Wednesday, March 24, 2010
parlez-vous francais? or My Epic Fail Turned Inspiration
Being a resident of such a diverse city like NYC, I am often stopped on the street by people of various ethnic backgrounds and nationalities who claim that I remind them of home. Where is home? As long as they are brown, it doesn't really matter. I am sized up by folks from Trinidad, South Africa...even southern India. It all depends on how I am wearing my hair that day (see photos)! Honestly, I am flattered when this happens to me. I like to think of myself as a world citizen so, if a bunch of different peeps think we are some kin...I AM ALL FOR IT!
I am sure you are asking yourself, "where is all this coming from?" Well, today I had another one of these moments. A couple approached me though they did not come out and say, "you're like home." Still, they scanned the drugstore we were in for a person that looked familiar, sized me up and then asked a sizable question in French; a french dialect that sounded West African and beautiful to me. I looked at the woman puzzled. "Do you speak French?" she said in her best English. "NO...well...un peu," I said in my twelve year old voice. "D'accord"...my little was obviously good enough for her to launch into asking me another very detailed question in French! But here's the funny part...I knew exactly what she was saying: "Do you know if they sell IMAN cosmetics here?" Unfortunately, I could not say anything comprehensible back to her. Instead,I started into the embarrassing pantomiming that New Yorkers tend to do when trying to direct an international guest towards the right direction. I almost panicked until her husband came over to me and asked in English, "Where can she get it?" with a big ole smile! I told him. They both thanked me and gave me the warmest smile...like we were family. I felt better and kind of fell in love with them for a second. I can be super sentimental at times. Still, I had failed to use the French that I have been studying and practicing off and on for the past couple of years. The VERY language that I hope to use in my research on women of the African Diaspora and how they communicate in beauty salons! HELLO...MCFLY!

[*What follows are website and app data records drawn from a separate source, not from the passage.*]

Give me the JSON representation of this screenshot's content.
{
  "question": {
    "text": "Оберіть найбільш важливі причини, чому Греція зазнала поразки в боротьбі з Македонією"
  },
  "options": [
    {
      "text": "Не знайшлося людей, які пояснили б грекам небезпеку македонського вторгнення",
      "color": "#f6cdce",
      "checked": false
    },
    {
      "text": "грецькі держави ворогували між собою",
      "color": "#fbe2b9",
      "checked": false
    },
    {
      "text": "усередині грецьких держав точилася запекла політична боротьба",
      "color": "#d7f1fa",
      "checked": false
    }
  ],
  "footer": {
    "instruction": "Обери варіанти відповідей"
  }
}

Though I played the fool yet again, I learned three important lessons today:
1. I NEED TO PRACTICE MY FRENCH EVERYDAY OR I WILL TURN INTO A BABBLING IDIOT LIKE I DID TODAY AND ON MY LAST TRIP TO THE SOUTH OF FRANCE.

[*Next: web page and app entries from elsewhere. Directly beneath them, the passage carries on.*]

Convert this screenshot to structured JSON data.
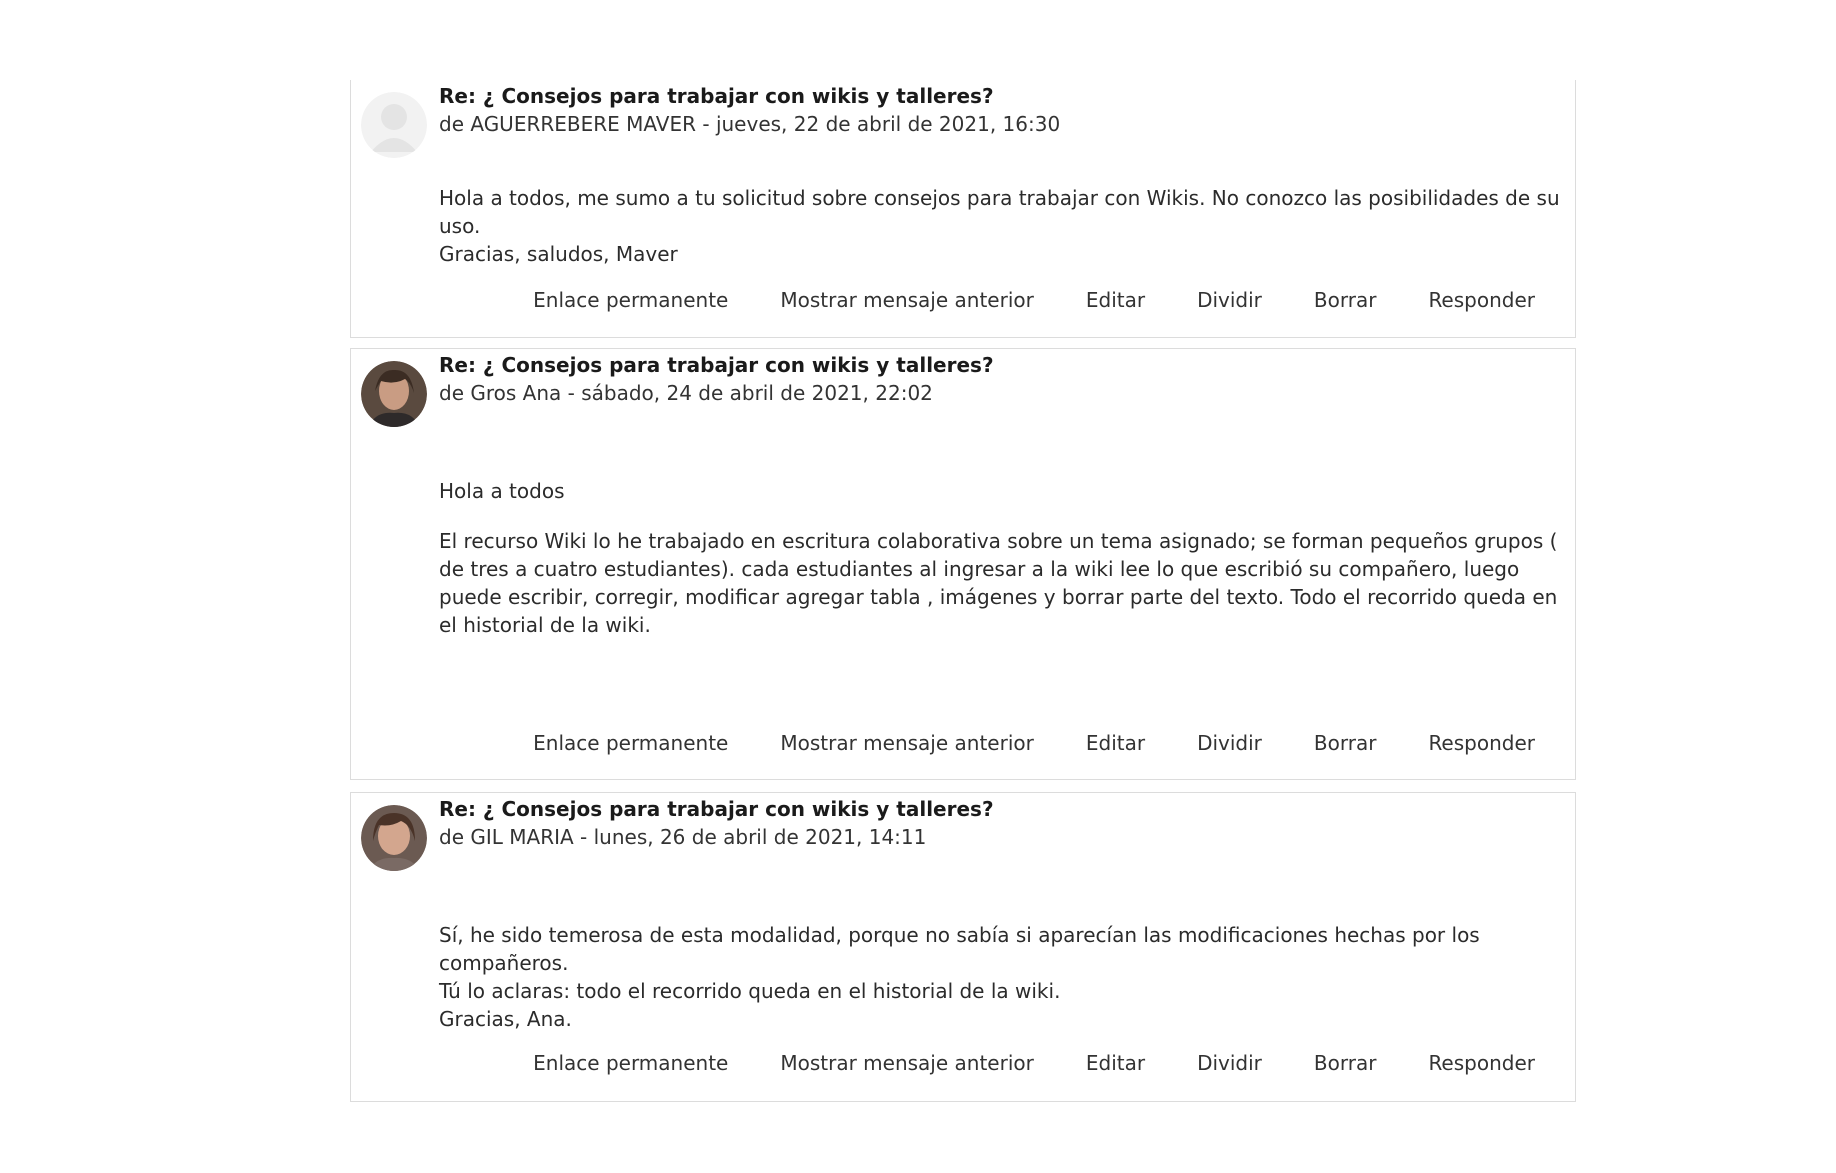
{
  "posts": [
    {
      "subject": "Re: ¿ Consejos para trabajar con wikis y talleres?",
      "byline": "de AGUERREBERE MAVER - jueves, 22 de abril de 2021, 16:30",
      "avatar": "default-user-avatar",
      "body": [
        "Hola a todos, me sumo a tu solicitud sobre consejos para trabajar con Wikis. No conozco las posibilidades de su uso.",
        "Gracias, saludos, Maver"
      ]
    },
    {
      "subject": "Re: ¿ Consejos para trabajar con wikis y talleres?",
      "byline": "de Gros Ana - sábado, 24 de abril de 2021, 22:02",
      "avatar": "user-photo-avatar",
      "body": [
        "Hola a todos",
        "El recurso Wiki lo he trabajado en escritura colaborativa sobre un tema asignado; se forman pequeños grupos ( de tres a cuatro estudiantes). cada estudiantes al  ingresar a la wiki lee lo que escribió su compañero, luego  puede escribir,  corregir,  modificar agregar tabla , imágenes  y  borrar parte del texto. Todo  el recorrido queda en el historial de la wiki."
      ]
    },
    {
      "subject": "Re: ¿ Consejos para trabajar con wikis y talleres?",
      "byline": "de GIL MARIA - lunes, 26 de abril de 2021, 14:11",
      "avatar": "user-photo-avatar",
      "body": [
        "Sí, he sido temerosa de esta modalidad, porque no sabía si aparecían las modificaciones hechas por los compañeros.",
        "Tú lo aclaras: todo el recorrido queda en el historial de la wiki.",
        "Gracias, Ana."
      ]
    }
  ],
  "commands": {
    "permalink": "Enlace permanente",
    "show_parent": "Mostrar mensaje anterior",
    "edit": "Editar",
    "split": "Dividir",
    "delete": "Borrar",
    "reply": "Responder"
  }
}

2. I SHOULD NOT ABANDON THE RESEARCH PROJECT THAT I HAVE BEEN WANTING TO DO ON DIASPORIC SUBJECTIVITIES AND THE BEAUTY INDUSTRY.
3. BE YE ALSO READY!
And that is how you learn from your failures folks! That is all. ;-)